[Data provided]

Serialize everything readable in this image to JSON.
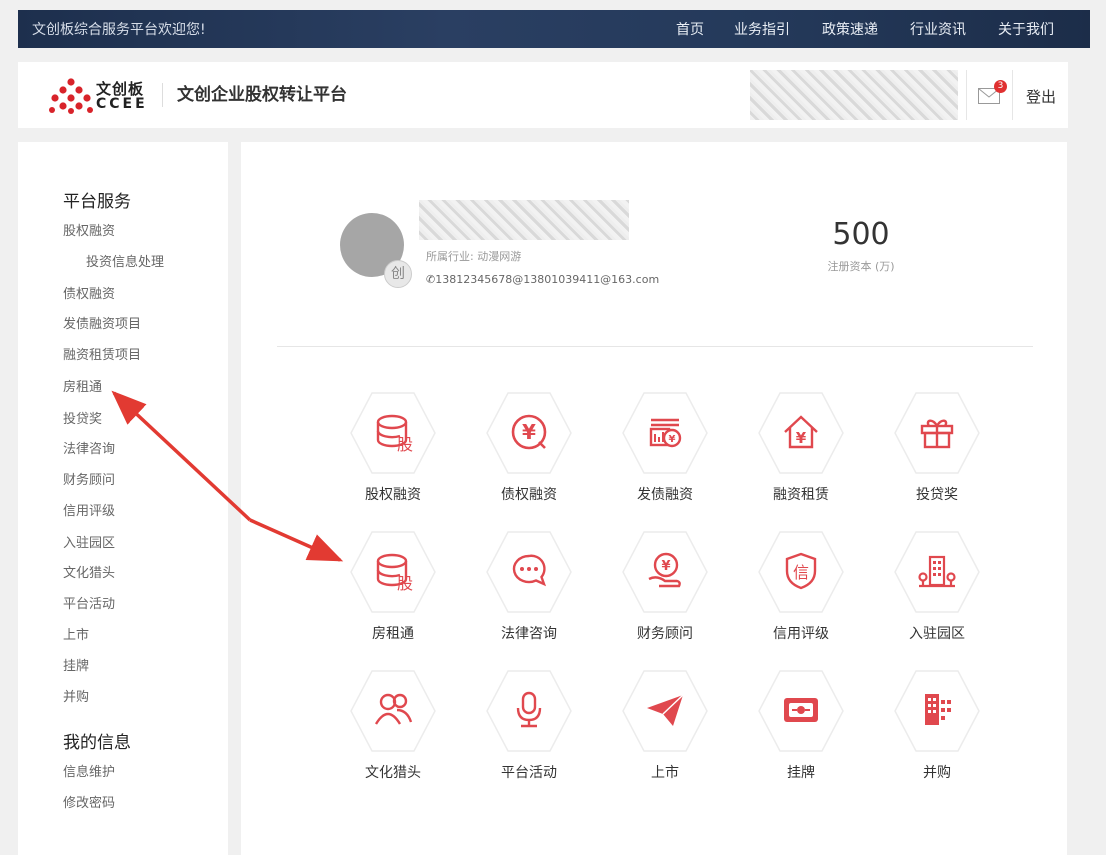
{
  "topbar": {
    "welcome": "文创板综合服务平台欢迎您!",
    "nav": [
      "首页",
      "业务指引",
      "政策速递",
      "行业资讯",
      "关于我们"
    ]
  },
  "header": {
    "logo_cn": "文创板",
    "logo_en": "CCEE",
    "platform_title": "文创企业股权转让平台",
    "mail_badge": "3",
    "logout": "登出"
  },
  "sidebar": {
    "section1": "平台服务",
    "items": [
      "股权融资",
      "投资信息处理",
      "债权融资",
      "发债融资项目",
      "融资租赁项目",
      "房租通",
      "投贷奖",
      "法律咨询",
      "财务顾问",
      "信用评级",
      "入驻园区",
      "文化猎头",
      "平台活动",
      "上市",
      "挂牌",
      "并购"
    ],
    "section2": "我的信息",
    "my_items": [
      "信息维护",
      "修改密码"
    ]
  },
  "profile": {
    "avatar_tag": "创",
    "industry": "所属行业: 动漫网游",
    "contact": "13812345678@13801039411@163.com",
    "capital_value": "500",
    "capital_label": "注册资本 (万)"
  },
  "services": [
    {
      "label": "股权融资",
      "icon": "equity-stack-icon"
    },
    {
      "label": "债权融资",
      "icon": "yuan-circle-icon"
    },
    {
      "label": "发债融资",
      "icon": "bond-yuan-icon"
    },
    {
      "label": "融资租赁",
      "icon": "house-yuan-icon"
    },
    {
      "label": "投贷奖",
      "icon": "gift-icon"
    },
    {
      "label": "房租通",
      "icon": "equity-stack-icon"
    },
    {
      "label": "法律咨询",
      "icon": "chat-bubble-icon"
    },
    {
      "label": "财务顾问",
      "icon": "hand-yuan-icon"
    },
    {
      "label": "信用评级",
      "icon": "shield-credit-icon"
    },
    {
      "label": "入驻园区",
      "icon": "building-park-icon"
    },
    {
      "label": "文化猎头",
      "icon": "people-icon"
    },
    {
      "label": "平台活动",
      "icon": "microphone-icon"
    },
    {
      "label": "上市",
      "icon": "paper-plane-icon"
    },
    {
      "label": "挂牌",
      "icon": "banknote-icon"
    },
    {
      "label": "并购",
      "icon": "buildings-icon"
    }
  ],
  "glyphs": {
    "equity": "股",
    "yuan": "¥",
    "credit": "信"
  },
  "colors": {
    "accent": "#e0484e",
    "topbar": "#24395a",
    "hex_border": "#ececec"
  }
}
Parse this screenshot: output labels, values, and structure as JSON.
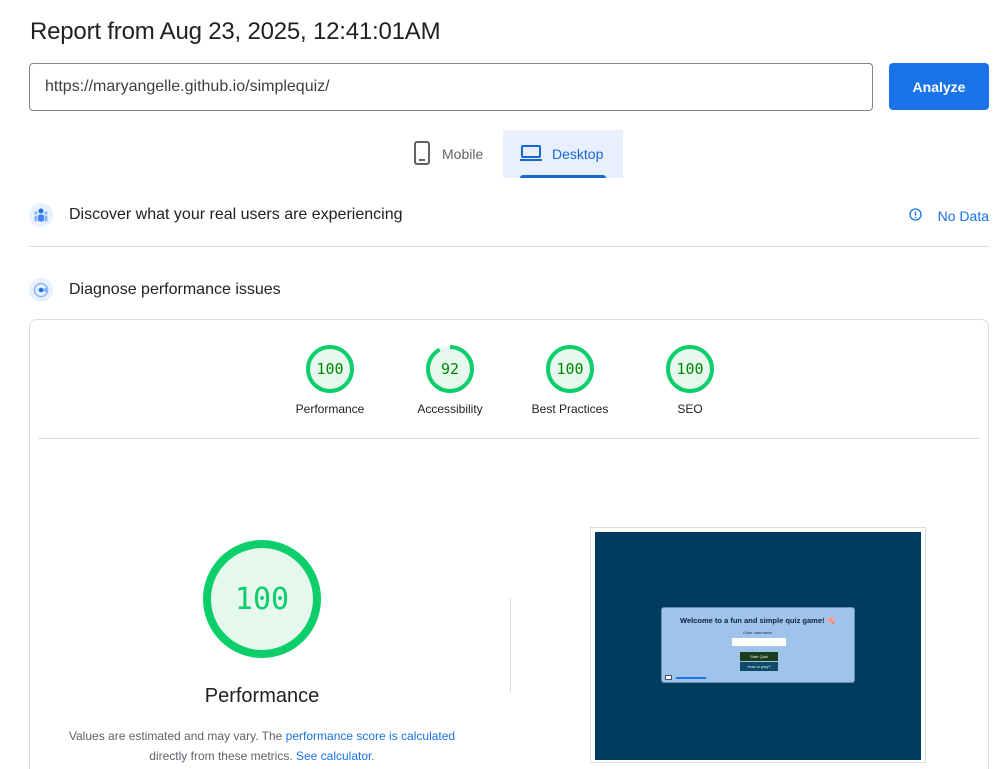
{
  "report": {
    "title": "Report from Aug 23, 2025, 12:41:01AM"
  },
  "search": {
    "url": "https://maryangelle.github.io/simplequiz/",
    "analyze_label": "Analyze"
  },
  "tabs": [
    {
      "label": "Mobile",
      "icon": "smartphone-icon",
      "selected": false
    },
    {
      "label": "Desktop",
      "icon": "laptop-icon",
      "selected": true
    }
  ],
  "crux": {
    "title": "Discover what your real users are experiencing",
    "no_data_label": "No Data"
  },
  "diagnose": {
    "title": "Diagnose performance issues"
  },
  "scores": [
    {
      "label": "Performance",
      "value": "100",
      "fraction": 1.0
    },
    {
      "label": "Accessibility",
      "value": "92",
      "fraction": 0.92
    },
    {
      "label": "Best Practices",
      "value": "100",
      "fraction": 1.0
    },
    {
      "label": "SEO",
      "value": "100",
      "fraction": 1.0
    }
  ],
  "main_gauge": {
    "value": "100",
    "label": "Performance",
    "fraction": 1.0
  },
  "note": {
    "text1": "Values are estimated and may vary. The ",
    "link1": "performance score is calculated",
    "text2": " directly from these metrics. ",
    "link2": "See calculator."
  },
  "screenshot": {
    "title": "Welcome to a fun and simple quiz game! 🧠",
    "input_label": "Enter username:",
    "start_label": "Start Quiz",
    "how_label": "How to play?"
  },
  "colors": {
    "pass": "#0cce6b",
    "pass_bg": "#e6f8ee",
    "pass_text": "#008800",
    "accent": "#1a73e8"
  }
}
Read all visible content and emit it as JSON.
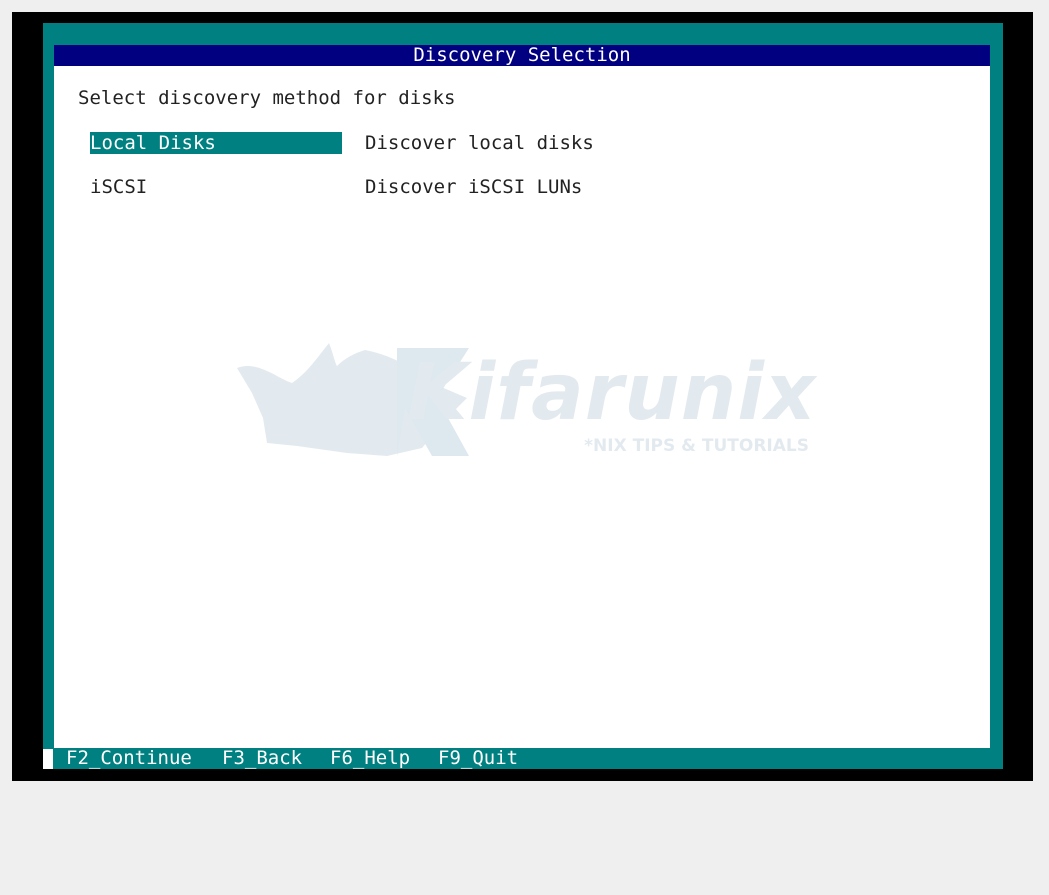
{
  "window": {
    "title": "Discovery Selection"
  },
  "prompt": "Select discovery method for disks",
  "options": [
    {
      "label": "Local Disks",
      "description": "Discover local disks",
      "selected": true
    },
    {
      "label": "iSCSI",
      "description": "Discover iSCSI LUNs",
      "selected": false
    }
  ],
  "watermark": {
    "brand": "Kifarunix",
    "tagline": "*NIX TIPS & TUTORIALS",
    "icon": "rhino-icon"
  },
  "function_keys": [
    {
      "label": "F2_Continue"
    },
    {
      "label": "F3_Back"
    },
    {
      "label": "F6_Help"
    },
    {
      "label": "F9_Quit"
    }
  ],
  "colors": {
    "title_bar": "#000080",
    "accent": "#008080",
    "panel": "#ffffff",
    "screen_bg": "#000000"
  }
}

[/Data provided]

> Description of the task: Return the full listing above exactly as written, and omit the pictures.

> Response to the task:
Serialize everything readable in this image to JSON.
{
  "topbar": {
    "welcome": "文创板综合服务平台欢迎您!",
    "nav": [
      "首页",
      "业务指引",
      "政策速递",
      "行业资讯",
      "关于我们"
    ]
  },
  "header": {
    "logo_cn": "文创板",
    "logo_en": "CCEE",
    "platform_title": "文创企业股权转让平台",
    "mail_badge": "3",
    "logout": "登出"
  },
  "sidebar": {
    "section1": "平台服务",
    "items": [
      "股权融资",
      "投资信息处理",
      "债权融资",
      "发债融资项目",
      "融资租赁项目",
      "房租通",
      "投贷奖",
      "法律咨询",
      "财务顾问",
      "信用评级",
      "入驻园区",
      "文化猎头",
      "平台活动",
      "上市",
      "挂牌",
      "并购"
    ],
    "section2": "我的信息",
    "my_items": [
      "信息维护",
      "修改密码"
    ]
  },
  "profile": {
    "avatar_tag": "创",
    "industry": "所属行业: 动漫网游",
    "contact": "13812345678@13801039411@163.com",
    "capital_value": "500",
    "capital_label": "注册资本 (万)"
  },
  "services": [
    {
      "label": "股权融资",
      "icon": "equity-stack-icon"
    },
    {
      "label": "债权融资",
      "icon": "yuan-circle-icon"
    },
    {
      "label": "发债融资",
      "icon": "bond-yuan-icon"
    },
    {
      "label": "融资租赁",
      "icon": "house-yuan-icon"
    },
    {
      "label": "投贷奖",
      "icon": "gift-icon"
    },
    {
      "label": "房租通",
      "icon": "equity-stack-icon"
    },
    {
      "label": "法律咨询",
      "icon": "chat-bubble-icon"
    },
    {
      "label": "财务顾问",
      "icon": "hand-yuan-icon"
    },
    {
      "label": "信用评级",
      "icon": "shield-credit-icon"
    },
    {
      "label": "入驻园区",
      "icon": "building-park-icon"
    },
    {
      "label": "文化猎头",
      "icon": "people-icon"
    },
    {
      "label": "平台活动",
      "icon": "microphone-icon"
    },
    {
      "label": "上市",
      "icon": "paper-plane-icon"
    },
    {
      "label": "挂牌",
      "icon": "banknote-icon"
    },
    {
      "label": "并购",
      "icon": "buildings-icon"
    }
  ],
  "glyphs": {
    "equity": "股",
    "yuan": "¥",
    "credit": "信"
  },
  "colors": {
    "accent": "#e0484e",
    "topbar": "#24395a",
    "hex_border": "#ececec"
  }
}
Parse this screenshot: output labels, values, and structure as JSON.
{
  "report": {
    "title": "Report from Aug 23, 2025, 12:41:01AM"
  },
  "search": {
    "url": "https://maryangelle.github.io/simplequiz/",
    "analyze_label": "Analyze"
  },
  "tabs": [
    {
      "label": "Mobile",
      "icon": "smartphone-icon",
      "selected": false
    },
    {
      "label": "Desktop",
      "icon": "laptop-icon",
      "selected": true
    }
  ],
  "crux": {
    "title": "Discover what your real users are experiencing",
    "no_data_label": "No Data"
  },
  "diagnose": {
    "title": "Diagnose performance issues"
  },
  "scores": [
    {
      "label": "Performance",
      "value": "100",
      "fraction": 1.0
    },
    {
      "label": "Accessibility",
      "value": "92",
      "fraction": 0.92
    },
    {
      "label": "Best Practices",
      "value": "100",
      "fraction": 1.0
    },
    {
      "label": "SEO",
      "value": "100",
      "fraction": 1.0
    }
  ],
  "main_gauge": {
    "value": "100",
    "label": "Performance",
    "fraction": 1.0
  },
  "note": {
    "text1": "Values are estimated and may vary. The ",
    "link1": "performance score is calculated",
    "text2": " directly from these metrics. ",
    "link2": "See calculator."
  },
  "screenshot": {
    "title": "Welcome to a fun and simple quiz game! 🧠",
    "input_label": "Enter username:",
    "start_label": "Start Quiz",
    "how_label": "How to play?"
  },
  "colors": {
    "pass": "#0cce6b",
    "pass_bg": "#e6f8ee",
    "pass_text": "#008800",
    "accent": "#1a73e8"
  }
}
Read all visible content and emit it as JSON.
{
  "window": {
    "title": "Discovery Selection"
  },
  "prompt": "Select discovery method for disks",
  "options": [
    {
      "label": "Local Disks",
      "description": "Discover local disks",
      "selected": true
    },
    {
      "label": "iSCSI",
      "description": "Discover iSCSI LUNs",
      "selected": false
    }
  ],
  "watermark": {
    "brand": "Kifarunix",
    "tagline": "*NIX TIPS & TUTORIALS",
    "icon": "rhino-icon"
  },
  "function_keys": [
    {
      "label": "F2_Continue"
    },
    {
      "label": "F3_Back"
    },
    {
      "label": "F6_Help"
    },
    {
      "label": "F9_Quit"
    }
  ],
  "colors": {
    "title_bar": "#000080",
    "accent": "#008080",
    "panel": "#ffffff",
    "screen_bg": "#000000"
  }
}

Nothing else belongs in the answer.